| What to work on |
Every record is to be copied unchanged, except that its pictures are removed.
_ _ _ _ _ _ _
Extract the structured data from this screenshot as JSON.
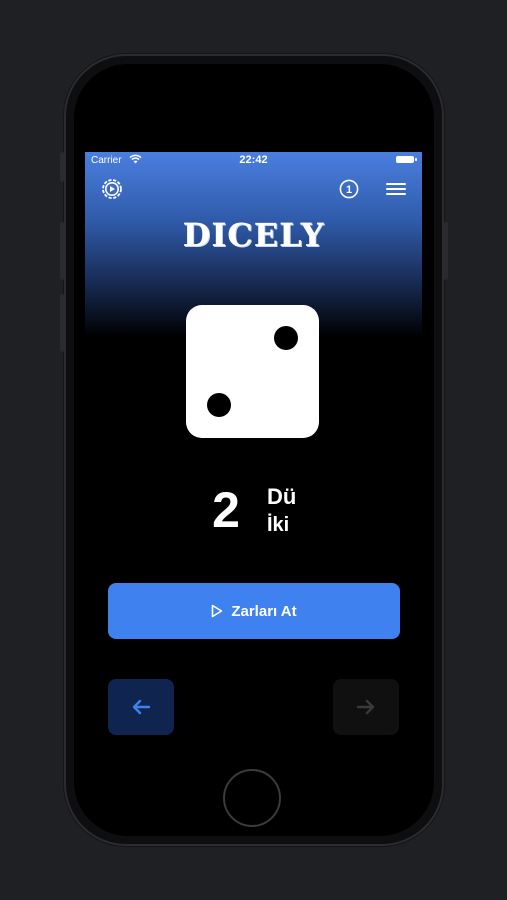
{
  "status_bar": {
    "carrier": "Carrier",
    "time": "22:42"
  },
  "header": {
    "logo": "DICELY",
    "settings_icon": "settings-icon",
    "info_badge": "1",
    "menu_icon": "menu-icon"
  },
  "die": {
    "face_value": 2
  },
  "result": {
    "number": "2",
    "word_line1": "Dü",
    "word_line2": "İki"
  },
  "actions": {
    "roll_label": "Zarları At",
    "roll_icon": "play-icon",
    "prev_icon": "arrow-left-icon",
    "next_icon": "arrow-right-icon"
  },
  "colors": {
    "accent": "#3f81ee",
    "header_gradient_top": "#4a7fe0",
    "background": "#000000",
    "prev_button_bg": "#0f2550",
    "next_button_bg": "#101010",
    "prev_arrow": "#3f81ee",
    "next_arrow_disabled": "#3a3a3a"
  }
}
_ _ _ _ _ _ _
| Exercise output |
Extract the structured data from this screenshot as JSON.
{
  "status_bar": {
    "carrier": "Carrier",
    "time": "22:42"
  },
  "header": {
    "logo": "DICELY",
    "settings_icon": "settings-icon",
    "info_badge": "1",
    "menu_icon": "menu-icon"
  },
  "die": {
    "face_value": 2
  },
  "result": {
    "number": "2",
    "word_line1": "Dü",
    "word_line2": "İki"
  },
  "actions": {
    "roll_label": "Zarları At",
    "roll_icon": "play-icon",
    "prev_icon": "arrow-left-icon",
    "next_icon": "arrow-right-icon"
  },
  "colors": {
    "accent": "#3f81ee",
    "header_gradient_top": "#4a7fe0",
    "background": "#000000",
    "prev_button_bg": "#0f2550",
    "next_button_bg": "#101010",
    "prev_arrow": "#3f81ee",
    "next_arrow_disabled": "#3a3a3a"
  }
}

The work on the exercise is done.